We can see certain provision and know that it is God shielding us from harm. Shields give us protection as we walk through life. They are important because our need for them is real.
Scripture offers us imagery of God shielding God’s people.
Moses is hidden in the cleft of the rock when God passes by. Protected from what might be too much for him at that time.
Jesus compares himself to a Mother Hen shielding her chicks from any predator that may come their way.
Part of the Armor of God that we are asked to wear as believers is the shield of faith. Faith requires trust in the promises of God.
In all of these places we see God standing in the gap - ready to shield and give us exactly what we need while asking us to lean in and believe in God’s promises.
Interesting to note that Abram seems to miss this moment and the significance of it because he is so concerned with this greater issue. There’s very real deliverance for him from his enemies and then a beautiful moment of promises being kept with God and him. And yet, he is still looking to his biggest defeat – Sarai is barren. The reward, the portion has been the victory in battle, but for Abram it’s not what he wanted. He’s been successful. God has provided. But Abram desires more and he is honest with God about it.
It’s a tender moment and a tricky one. Abram wants to believe God but he’s missing the fullness of God’s faithfulness in the here and now because he’s assuming the future won’t be all he hoped for.
We can all probably understand where he is coming from in one way or another. I’m sure we have easily missed God working in the seemingly small ways in our lives while waiting for the bigger miracles to come along. We can be so caught up in the bigger questions about our life that we miss the ways God is present in the ordinary, everyday moments.
Here’s the good news – God seems to honor Abram’s question and handles him so graciously. That’s where we get this moment that many of us are so familiar with – “Abram, look at the number of stars in the sky. That’s how many children you will have.” I’ve got you. I see the desires of your heart.
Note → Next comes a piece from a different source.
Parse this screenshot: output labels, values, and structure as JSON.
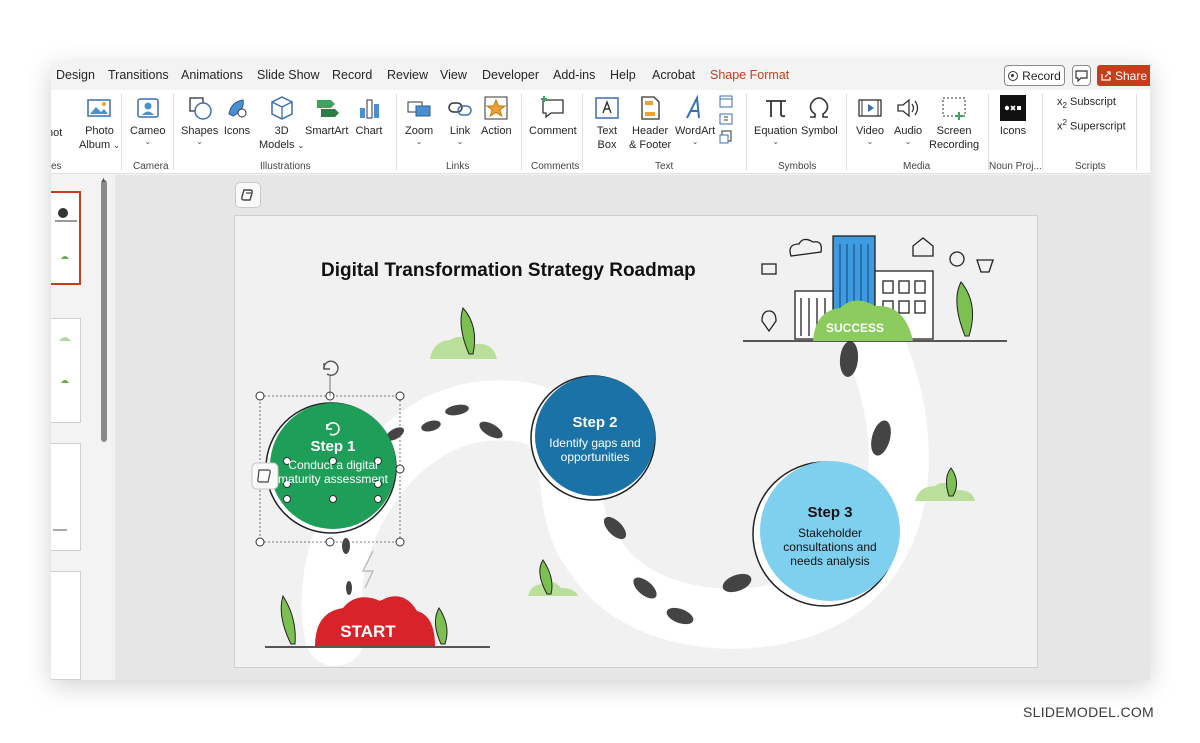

Trust me.
This passage calls us to see the value of God’s promises in the big stuff and the seemingly little stuff that we don’t want to miss.
We are blessing the backpacks today for our students, teachers and any others who would like to have that blessing on their bag. I imagine that as a new school year and new chapter in the calendar starts there are big and small things that occupy our thoughts.
Will I like my teacher?
Is it even possible to accomplish all that is on this syllabus?
What will my relationships be like with my classmates?
Can us parents get through this homework and these extracurricular activities and still feel somewhat sane?
Will our company finish strong this year?
Are there really only 19 Fridays before Christmas?
All of these things may lead to bigger things...
Will my child get into the college we hope for? How will we pay for it?
Will this be the year that it finally clicks for them?
Will this be the year that they may not like school anymore?
How will I face the holidays this year after the loss of my loved one?
How will I do one more day in this work environment that is so taxing and draining? Is it time to step away?
So many things that can weigh on us that are seemingly small and others that also feel really big. God’s answer to all those concerns is found in this passage. I will be your portion and your shield. And just like Abram, God’s desire is to respond favorably to your deepest longings and give you the same protection, tenderness and love.
Backpack tags this year are shields. All are encouraged to receive one. There are enough for everyone here.
Place them on your bag and know that your church is praying for you in the big and the small things - asking God to go before you and make the rough places smooth. Amen.